South Asian academics and think tanks develop policies and strategies to integrate the region, despite political lethargy and a moribund South Asia Association Regional Co-operation which started a decade ago with high hopes.
In 2008 the SAARC organization started with a preferential trade agreement, which was expected to lead to a free trade deal, customs union and by 2020, European style integrated area.
But the SAARC had ground to a halt, Dushni Weerakoon, head of Sri Lanka’s Institute of Policy Studies said, kicking off a South Asia Economic Summit, bringing together think tanks, civil society and several private enterprises.

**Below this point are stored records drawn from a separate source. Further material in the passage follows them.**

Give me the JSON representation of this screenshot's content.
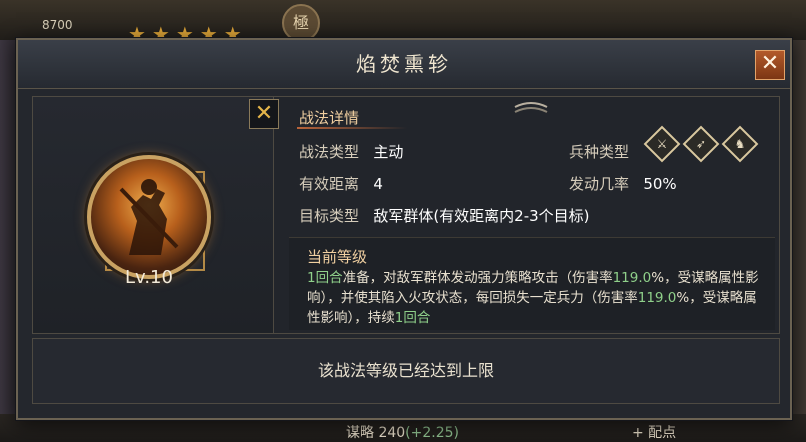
{
  "background": {
    "score": "8700",
    "stars": "★★★★★",
    "emblem": "極",
    "bottom_stat_label": "谋略 240",
    "bottom_stat_bonus": "(+2.25)",
    "bottom_button": "+ 配点"
  },
  "dialog": {
    "title": "焰焚熏轸",
    "close_label": "✕",
    "level_badge": "Lv.10",
    "x_label": "✕",
    "section_title": "战法详情",
    "tactic_type_label": "战法类型",
    "tactic_type_value": "主动",
    "range_label": "有效距离",
    "range_value": "4",
    "target_label": "目标类型",
    "target_value": "敌军群体(有效距离内2-3个目标)",
    "troop_type_label": "兵种类型",
    "trigger_rate_label": "发动几率",
    "trigger_rate_value": "50%",
    "troop_icons": [
      "spear-troop-icon",
      "archer-troop-icon",
      "cavalry-troop-icon"
    ],
    "current_level_title": "当前等级",
    "desc": {
      "p1": "1回合",
      "p2": "准备，对敌军群体发动强力策略攻击（伤害率",
      "p3": "119.0",
      "p4": "%，受谋略属性影响），并使其陷入火攻状态，每回损失一定兵力（伤害率",
      "p5": "119.0",
      "p6": "%，受谋略属性影响），持续",
      "p7": "1回合"
    },
    "footer_text": "该战法等级已经达到上限"
  },
  "colors": {
    "accent": "#f0cfa0",
    "highlight_green": "#8fd08a",
    "close_orange": "#b35a2a"
  }
}
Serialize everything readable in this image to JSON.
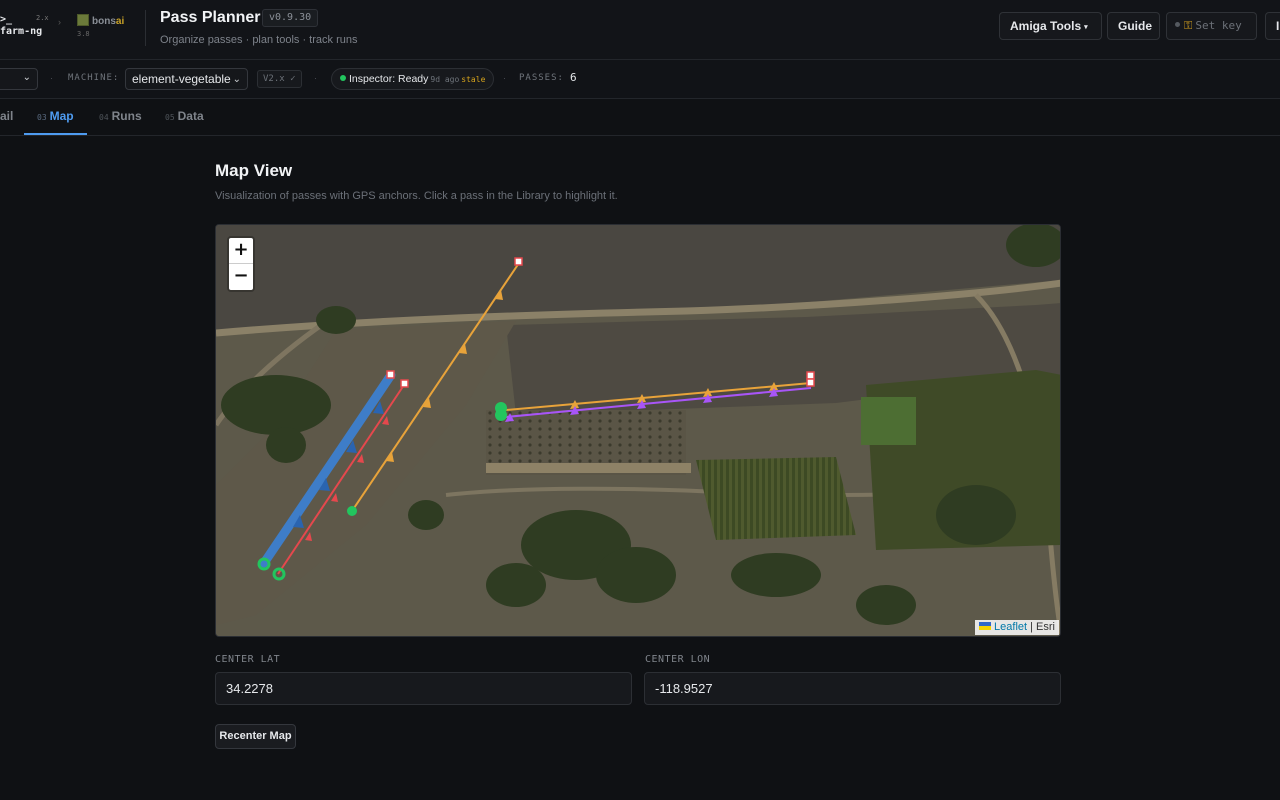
{
  "brand": {
    "farmng_prompt": ">_",
    "farmng_name": "farm-ng",
    "farmng_version": "2.x",
    "bonsai_name_a": "bons",
    "bonsai_name_b": "ai",
    "bonsai_version": "3.8"
  },
  "header": {
    "title": "Pass Planner",
    "version": "v0.9.30",
    "subtitle": "Organize passes · plan tools · track runs",
    "amiga_tools_label": "Amiga Tools",
    "guide_label": "Guide",
    "set_key_label": "Set key",
    "extra_label": "I"
  },
  "machine_bar": {
    "machine_label": "MACHINE:",
    "machine_value": "element-vegetable",
    "version_badge": "V2.x ✓",
    "inspector_status": "Inspector: Ready",
    "inspector_age": "9d ago",
    "inspector_stale": "stale",
    "passes_label": "PASSES:",
    "passes_count": "6"
  },
  "tabs": [
    {
      "num": "",
      "label": "ail",
      "active": false
    },
    {
      "num": "03",
      "label": "Map",
      "active": true
    },
    {
      "num": "04",
      "label": "Runs",
      "active": false
    },
    {
      "num": "05",
      "label": "Data",
      "active": false
    }
  ],
  "main": {
    "title": "Map View",
    "description": "Visualization of passes with GPS anchors. Click a pass in the Library to highlight it.",
    "zoom_in": "+",
    "zoom_out": "−",
    "attribution_link": "Leaflet",
    "attribution_sep": " | ",
    "attribution_source": "Esri",
    "center_lat_label": "CENTER LAT",
    "center_lat_value": "34.2278",
    "center_lon_label": "CENTER LON",
    "center_lon_value": "-118.9527",
    "recenter_label": "Recenter Map"
  },
  "colors": {
    "accent": "#4e9bf0",
    "pass_blue": "#3b82d6",
    "pass_red": "#e5484d",
    "pass_orange": "#e8a33a",
    "pass_purple": "#a855f7",
    "start_marker": "#22c55e",
    "end_marker": "#e5484d"
  },
  "icons": [
    "terminal-icon",
    "bonsai-logo-icon",
    "chevron-down-icon",
    "key-icon",
    "status-dot-icon",
    "zoom-in-icon",
    "zoom-out-icon",
    "leaflet-flag-icon"
  ]
}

The annual meet was initiated 12 years ago by top Sri Lanka economist and former head of IPS, Saman Kelegama, who was a strong advocate of free trade. This year’s summit looks at ‘Fourth Industrial Revolution’ as technology drives change.
Weerakoon said there were challenges including premature de-industrialization, jobless growth. South Asia had an increasingly educated workforce but technology was also bringing challenges including in privacy and ethics, that had to be dealt with.
The SAARC process had also ground to a halt, amid political differences.
Mustafisu Rahman, from the Center of Policy Dialogue in Bangladesh said while the SAARC political will had waned the regional thinkers and academics who believed in the original vision should not give up.
“I think that vision something which still drives us,” he said. “I think we have to be prepared with a policy agenda and recommendations when political leaders are ready.”
He said at bi-lateral and sub-regional level as well as non-state level some progress was being made.
Sachin Chaturvedi, Director General at the Research and Information System for Developing Countries, said the region was running into global geopolitical issues with trade tensions between the US and China.